Shareholders Guido and Nancy were fortunate enough to witness a couple of conservation projects during their stay at Limpopo-Lipadi. Here is the story of their first adventure, the relocation of some of our lions to other parts of Botswana:

“The day after we arrived in Limpopo-Lipadi, we heard that the lion relocation team had been working around the clock to find and dart a couple of lionesses for relocation. With the high grass, this was not an easy task, so they needed to use a helicopter.

During our morning drive with our guide, John we heard on the radio that they had darted a lioness during the night and another one had just been darted. Such luck! We drove over just in time to see Eric, our veterinarian, put a collar on one of the lionesses. We were able to see this beautiful animal from up close and could touch her as she was fast asleep. Another occupied cage was further away, and this lioness was awake and not happy at all! We were told not to move in the vicinity of that cage, as this would arouse her even more. A crane lifted the two crates onto the truck, under loud protest of the young female. Then off they went on a 13-hour drive up north to be released. But, this is not the end of the story.

While at the lion capture spot we noticed the carcass of a wildebeest. The animal was used as bait to lure the lions to this spot to be darted for relocation. To make sure the carcass was not pulled away deep into the bush, it was chained to a tree. As the bait was still there, we thought it would be a good idea to visit the spot on our evening drive, so that’s what we did. It didn’t take long after arrival for a beautiful male lion to appear. With all his strength he tried to pull the carcass to a safe spot in the bush, but the chain was too much even for such a strong animal. Good for us, as we had the opportunity to capture some excellent pictures. We could actually hear the bones cracking under the enormous strength of this lion. Eventually, he gave up and started his dinner on the spot, giving us a great view! The next day we visited the spot again and the male lion was still there, digesting in the shade.

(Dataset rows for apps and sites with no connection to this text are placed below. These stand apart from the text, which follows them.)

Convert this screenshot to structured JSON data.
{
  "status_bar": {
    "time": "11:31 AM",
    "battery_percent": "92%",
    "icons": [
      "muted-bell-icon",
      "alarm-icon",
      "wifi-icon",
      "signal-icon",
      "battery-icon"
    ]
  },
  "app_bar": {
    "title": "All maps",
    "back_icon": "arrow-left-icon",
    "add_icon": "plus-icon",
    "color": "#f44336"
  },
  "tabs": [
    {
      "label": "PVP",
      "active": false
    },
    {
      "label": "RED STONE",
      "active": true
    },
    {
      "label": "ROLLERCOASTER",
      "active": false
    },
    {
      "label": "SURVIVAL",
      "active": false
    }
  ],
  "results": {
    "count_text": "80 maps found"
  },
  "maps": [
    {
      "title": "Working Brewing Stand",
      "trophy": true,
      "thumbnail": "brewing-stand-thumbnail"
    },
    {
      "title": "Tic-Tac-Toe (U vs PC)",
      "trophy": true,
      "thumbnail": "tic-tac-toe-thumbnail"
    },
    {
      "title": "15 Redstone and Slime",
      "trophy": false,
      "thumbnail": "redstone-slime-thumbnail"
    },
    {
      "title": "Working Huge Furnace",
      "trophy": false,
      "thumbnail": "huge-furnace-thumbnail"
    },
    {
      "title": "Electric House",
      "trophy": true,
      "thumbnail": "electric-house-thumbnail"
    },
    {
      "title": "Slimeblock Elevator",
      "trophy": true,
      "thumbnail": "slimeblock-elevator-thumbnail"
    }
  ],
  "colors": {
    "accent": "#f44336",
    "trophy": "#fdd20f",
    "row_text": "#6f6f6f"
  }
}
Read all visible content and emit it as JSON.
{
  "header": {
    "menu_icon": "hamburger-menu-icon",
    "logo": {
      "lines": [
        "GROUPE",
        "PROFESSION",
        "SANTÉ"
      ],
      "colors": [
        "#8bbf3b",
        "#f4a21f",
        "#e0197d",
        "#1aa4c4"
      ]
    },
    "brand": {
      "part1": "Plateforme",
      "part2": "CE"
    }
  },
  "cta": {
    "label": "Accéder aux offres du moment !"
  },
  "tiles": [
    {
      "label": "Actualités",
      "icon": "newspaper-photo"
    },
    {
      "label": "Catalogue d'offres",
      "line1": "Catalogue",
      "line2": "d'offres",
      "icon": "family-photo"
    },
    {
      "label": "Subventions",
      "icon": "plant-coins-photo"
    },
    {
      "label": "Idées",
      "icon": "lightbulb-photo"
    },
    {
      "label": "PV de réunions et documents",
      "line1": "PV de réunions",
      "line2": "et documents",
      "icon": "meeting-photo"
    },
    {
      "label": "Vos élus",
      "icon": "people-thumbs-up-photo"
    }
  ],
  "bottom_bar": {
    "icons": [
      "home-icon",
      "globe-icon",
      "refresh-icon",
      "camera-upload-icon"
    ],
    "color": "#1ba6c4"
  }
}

Never a dull moment on the reserve! This was again a very special experience to be part of and another example of how privileged we are as shareholders of this fantastic wildlife reserve!”

📸 Nigel Nicholls